AMMAN, Jordan (BP)–Glancing out the passenger window to the side-mounted mirror of the van, I caught a glimpse of a woman and a small child running after us, waving desperately. The chase had begun more than half a mile back — when the woman had been promised a box of food.
We were at the “Saddam Hussein Camp” in Ammam, Jordan, distributing food supplies to the neediest Iraqis and other refugee families. Led by an aggressive young woman from an Islamic Women’s Center in the area, we already had traversed many rocky hills, narrow inclines and crumbling steps to deliver staples that could feed a family of five for a month.
Stopping one last time in this neighborhood, we left one of the vehicles in our caravan at the bottom of the hill after efforts to give it a boost failed. On a busy street, the workers there were quickly swarmed and determined to wait for us to finish and join them before distributing the remaining dozen boxes of food left in their vehicle.
On the way up the hill, our vehicle passed one of the prolific white, tenement-like buildings where sometimes up to nine people share two rooms and the sky shows through the rooftops. My heart lurched at the sight of one young woman whose face seemed shrunken, her eyes glassy and who appeared old and weary beyond her years. Clutching her hand was a subdued youngster, unlike the rest of the children who eagerly grabbed for candy and welcomed our arrival with giggles and antics.
I wanted to help, but I knew we couldn’t stop the van on the middle of the hill. As we swept past, I prayed we would somehow reach this woman and child. Caught up in taking pictures of the women and children at the top of the hill — and in following our people into the refugee homes — I quickly forgot the sight of the weary woman. As we were preparing to leave, though, my heart jumped again, and I uttered a quick prayer of thanks as our Muslim leader stood with her arm around the woman, leading her to our van.
It was quickly discovered that our van had run out of food, so the woman was directed down the hill toward our other vehicle. While we jumped into our air-conditioned van which turned around to navigate the steep decline, I noticed the woman running with her child down the hill ahead of us. I felt thankful that this woman would receive food.
But in the true nature of the Middle East, where we had changed plans several times a day — and sometimes by the moment — our leader decided that it was too dangerous to open the vehicle idling at the bottom of the hill and that both vehicles should move out of the area before we created a riot.
Tears sprang to my eyes as I turned in my seat to watch the woman and child silently chase us — one hand waving us down as she struggled to keep up for at least half a mile while we moved in stops and starts through heavy marketplace traffic. Desperate, she caught up to my window once, and I could but shrug and say through the glass: “I’m sorry, I’m sorry.”
I told those in the van who had by now commented on her endurance in following us: “Put yourself in her shoes. She is a desperate mother who is hungry and knows her child is hungry. What would you do if you knew you had been promised food?”

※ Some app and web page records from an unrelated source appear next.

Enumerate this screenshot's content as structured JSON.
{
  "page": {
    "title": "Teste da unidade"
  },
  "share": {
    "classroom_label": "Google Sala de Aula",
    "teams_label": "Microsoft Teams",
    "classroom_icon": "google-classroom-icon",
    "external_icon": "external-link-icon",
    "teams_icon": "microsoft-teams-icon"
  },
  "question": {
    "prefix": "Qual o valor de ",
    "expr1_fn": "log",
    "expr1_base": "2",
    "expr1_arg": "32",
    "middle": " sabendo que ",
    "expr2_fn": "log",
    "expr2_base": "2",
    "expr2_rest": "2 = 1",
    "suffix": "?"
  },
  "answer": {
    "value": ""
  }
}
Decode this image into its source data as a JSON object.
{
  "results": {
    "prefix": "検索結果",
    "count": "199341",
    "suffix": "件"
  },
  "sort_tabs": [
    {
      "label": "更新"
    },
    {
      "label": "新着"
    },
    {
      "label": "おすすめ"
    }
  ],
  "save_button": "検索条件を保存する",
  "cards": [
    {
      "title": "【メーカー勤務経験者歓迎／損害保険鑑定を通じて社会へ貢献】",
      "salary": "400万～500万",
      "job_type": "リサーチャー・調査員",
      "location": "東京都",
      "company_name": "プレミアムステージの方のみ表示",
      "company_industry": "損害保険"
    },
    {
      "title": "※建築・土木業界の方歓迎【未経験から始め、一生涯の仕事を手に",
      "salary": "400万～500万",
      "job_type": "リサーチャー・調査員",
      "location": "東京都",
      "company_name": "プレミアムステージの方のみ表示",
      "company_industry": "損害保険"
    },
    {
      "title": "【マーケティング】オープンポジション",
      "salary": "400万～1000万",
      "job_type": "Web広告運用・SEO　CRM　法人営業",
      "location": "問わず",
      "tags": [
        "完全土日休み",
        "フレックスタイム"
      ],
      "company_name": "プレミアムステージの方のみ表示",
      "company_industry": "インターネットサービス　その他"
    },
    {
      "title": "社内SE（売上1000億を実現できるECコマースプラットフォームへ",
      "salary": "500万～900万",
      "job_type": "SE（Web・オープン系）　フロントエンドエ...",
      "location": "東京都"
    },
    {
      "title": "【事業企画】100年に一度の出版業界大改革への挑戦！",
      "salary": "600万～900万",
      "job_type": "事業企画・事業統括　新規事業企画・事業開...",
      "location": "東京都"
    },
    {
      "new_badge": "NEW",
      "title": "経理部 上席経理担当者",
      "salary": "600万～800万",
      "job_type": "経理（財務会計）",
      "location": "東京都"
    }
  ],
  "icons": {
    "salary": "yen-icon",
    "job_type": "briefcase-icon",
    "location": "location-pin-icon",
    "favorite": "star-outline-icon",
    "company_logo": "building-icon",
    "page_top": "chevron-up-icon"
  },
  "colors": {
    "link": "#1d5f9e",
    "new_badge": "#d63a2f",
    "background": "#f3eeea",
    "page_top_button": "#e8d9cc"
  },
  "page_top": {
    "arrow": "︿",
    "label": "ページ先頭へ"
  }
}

In my heart, I knew it was wrong to make a promise, even in the heat of the moment, to a person so worthy of our care. It grieved me to think we would leave the neighborhood and our Christian witness in this land of Islam would be irreparably impacted by our failure to keep our word to the neediest of God’s own creation. Reason fought over tears as in anguish I asked our driver if I could at least hand her some money so that she could shop for her family.
To my amazement, he told me I could. Reaching into my passport purse, I pulled out what would more than cover the price of a box of food. Tears popping, I prayed the traffic would delay us long enough for the woman to catch up. I could hear the earnest prayers of those in our van.
Finally, the woman reached us just in time for me to roll down the window and hand out the Jordanian money. The look in her eye was one of honor and respect, of thankfulness and humility. I had only a glimpse into her soul when I told her, “Jesus loves you.”
The blank look brightened for a moment when she said, “Shokran (thank you),” and then turned away to comfort her wailing and weary son whom she had dragged through the streets. My last sight was of her was kissing his tear-stained face as the van whisked away.
“God, You are gracious,” I prayed. “Thank You for that opportunity and show me every day how I might love unconditionally. Help me to always keep my word and let that word be a testimony of all You have done for me — lest I forget the downtrodden who need You.